Content starts
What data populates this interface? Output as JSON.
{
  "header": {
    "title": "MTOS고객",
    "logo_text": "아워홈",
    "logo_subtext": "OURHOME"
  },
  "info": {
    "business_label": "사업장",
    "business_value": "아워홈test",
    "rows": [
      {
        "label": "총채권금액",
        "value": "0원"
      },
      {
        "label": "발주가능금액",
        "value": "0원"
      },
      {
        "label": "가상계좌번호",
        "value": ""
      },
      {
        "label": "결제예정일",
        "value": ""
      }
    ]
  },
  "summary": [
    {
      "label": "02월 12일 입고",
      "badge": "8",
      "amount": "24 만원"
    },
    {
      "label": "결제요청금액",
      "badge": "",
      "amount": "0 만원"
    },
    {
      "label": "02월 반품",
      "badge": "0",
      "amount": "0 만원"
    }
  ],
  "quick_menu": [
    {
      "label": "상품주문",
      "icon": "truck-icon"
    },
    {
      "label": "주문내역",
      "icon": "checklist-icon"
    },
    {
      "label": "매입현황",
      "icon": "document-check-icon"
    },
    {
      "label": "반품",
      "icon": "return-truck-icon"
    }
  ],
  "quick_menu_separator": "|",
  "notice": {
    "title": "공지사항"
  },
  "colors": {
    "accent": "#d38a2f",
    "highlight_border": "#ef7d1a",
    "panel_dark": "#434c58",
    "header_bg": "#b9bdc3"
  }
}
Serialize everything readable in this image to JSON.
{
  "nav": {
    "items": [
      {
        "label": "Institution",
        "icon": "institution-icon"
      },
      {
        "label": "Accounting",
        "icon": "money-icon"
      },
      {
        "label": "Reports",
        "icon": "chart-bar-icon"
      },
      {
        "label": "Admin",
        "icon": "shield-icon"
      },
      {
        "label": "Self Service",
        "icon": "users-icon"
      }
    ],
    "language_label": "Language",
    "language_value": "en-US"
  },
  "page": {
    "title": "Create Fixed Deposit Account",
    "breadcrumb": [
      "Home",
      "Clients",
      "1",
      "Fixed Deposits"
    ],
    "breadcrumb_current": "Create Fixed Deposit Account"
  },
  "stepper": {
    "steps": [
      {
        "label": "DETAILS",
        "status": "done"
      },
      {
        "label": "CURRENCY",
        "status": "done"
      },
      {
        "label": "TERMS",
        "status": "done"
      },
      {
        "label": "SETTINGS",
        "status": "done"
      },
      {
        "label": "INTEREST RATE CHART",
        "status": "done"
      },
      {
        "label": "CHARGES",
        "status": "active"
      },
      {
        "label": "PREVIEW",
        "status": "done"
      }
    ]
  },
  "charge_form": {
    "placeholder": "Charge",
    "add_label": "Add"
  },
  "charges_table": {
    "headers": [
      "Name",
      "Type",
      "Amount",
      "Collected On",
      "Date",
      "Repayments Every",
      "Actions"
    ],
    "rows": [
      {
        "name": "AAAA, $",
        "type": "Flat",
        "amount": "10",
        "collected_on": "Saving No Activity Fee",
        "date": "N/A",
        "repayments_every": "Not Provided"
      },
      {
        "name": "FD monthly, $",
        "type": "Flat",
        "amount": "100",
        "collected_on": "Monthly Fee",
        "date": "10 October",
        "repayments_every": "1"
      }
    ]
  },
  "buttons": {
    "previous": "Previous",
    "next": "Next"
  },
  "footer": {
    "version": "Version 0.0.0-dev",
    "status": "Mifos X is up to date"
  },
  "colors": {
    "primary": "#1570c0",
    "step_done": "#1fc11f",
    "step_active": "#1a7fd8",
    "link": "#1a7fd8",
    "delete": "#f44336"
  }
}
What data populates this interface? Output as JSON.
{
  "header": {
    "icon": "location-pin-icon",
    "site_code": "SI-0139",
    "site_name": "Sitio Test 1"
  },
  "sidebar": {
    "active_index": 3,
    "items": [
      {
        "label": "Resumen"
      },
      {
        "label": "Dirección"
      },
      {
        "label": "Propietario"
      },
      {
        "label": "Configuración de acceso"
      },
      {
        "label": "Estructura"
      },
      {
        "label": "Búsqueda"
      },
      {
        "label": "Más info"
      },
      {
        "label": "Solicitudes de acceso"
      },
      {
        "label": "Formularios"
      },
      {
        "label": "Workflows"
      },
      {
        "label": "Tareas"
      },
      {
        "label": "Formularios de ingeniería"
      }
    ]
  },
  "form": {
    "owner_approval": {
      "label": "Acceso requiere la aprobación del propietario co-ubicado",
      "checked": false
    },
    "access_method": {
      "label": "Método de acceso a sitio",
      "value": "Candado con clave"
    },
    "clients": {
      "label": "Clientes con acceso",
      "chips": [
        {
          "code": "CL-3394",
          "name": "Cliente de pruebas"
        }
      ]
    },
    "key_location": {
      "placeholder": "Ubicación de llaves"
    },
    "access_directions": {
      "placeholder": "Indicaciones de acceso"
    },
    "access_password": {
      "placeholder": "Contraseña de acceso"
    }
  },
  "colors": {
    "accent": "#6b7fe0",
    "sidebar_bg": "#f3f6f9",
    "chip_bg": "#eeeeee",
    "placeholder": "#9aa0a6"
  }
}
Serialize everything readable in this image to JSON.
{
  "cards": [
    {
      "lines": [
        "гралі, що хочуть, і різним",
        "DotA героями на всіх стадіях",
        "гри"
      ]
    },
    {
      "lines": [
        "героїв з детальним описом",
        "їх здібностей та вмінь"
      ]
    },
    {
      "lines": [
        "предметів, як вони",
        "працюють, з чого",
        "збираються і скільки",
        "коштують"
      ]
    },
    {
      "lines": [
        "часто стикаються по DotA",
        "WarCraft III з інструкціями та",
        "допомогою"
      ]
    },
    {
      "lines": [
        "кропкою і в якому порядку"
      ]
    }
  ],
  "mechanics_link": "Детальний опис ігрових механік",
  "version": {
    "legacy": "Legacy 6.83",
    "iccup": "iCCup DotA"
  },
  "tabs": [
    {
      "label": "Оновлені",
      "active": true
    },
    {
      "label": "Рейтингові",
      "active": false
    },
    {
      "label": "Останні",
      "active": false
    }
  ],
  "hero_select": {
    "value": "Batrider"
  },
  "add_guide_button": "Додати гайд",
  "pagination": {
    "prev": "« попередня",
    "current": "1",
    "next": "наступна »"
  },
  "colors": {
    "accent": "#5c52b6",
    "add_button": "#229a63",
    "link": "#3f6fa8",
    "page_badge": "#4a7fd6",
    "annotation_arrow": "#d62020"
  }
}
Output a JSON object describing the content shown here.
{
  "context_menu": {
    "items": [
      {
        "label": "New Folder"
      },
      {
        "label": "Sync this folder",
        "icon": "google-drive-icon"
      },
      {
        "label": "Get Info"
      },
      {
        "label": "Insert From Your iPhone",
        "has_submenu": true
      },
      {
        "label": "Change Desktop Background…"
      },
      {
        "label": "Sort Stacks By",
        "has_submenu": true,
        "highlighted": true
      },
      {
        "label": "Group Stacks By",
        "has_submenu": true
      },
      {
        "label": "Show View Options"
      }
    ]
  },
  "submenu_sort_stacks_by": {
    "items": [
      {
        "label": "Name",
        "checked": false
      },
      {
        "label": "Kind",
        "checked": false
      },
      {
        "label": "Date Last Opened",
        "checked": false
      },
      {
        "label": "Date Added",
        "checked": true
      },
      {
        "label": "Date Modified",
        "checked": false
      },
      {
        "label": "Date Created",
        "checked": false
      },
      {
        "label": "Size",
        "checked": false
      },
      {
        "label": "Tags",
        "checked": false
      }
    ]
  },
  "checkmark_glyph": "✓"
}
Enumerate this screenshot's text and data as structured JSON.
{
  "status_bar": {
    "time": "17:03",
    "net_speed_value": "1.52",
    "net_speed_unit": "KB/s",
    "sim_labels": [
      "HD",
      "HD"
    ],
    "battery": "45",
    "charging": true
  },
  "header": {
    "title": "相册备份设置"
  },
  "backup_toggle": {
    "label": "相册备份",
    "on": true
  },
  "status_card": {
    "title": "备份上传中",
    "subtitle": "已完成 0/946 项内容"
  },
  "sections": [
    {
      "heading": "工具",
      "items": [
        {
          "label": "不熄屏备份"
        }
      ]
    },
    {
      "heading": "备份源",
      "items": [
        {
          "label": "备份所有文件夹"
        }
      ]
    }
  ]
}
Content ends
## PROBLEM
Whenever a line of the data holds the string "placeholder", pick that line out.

## RESPONSE TO THE EXERCISE
    "placeholder": "Charge",
      "placeholder": "Ubicación de llaves"
      "placeholder": "Indicaciones de acceso"
      "placeholder": "Contraseña de acceso"
    "placeholder": "#9aa0a6"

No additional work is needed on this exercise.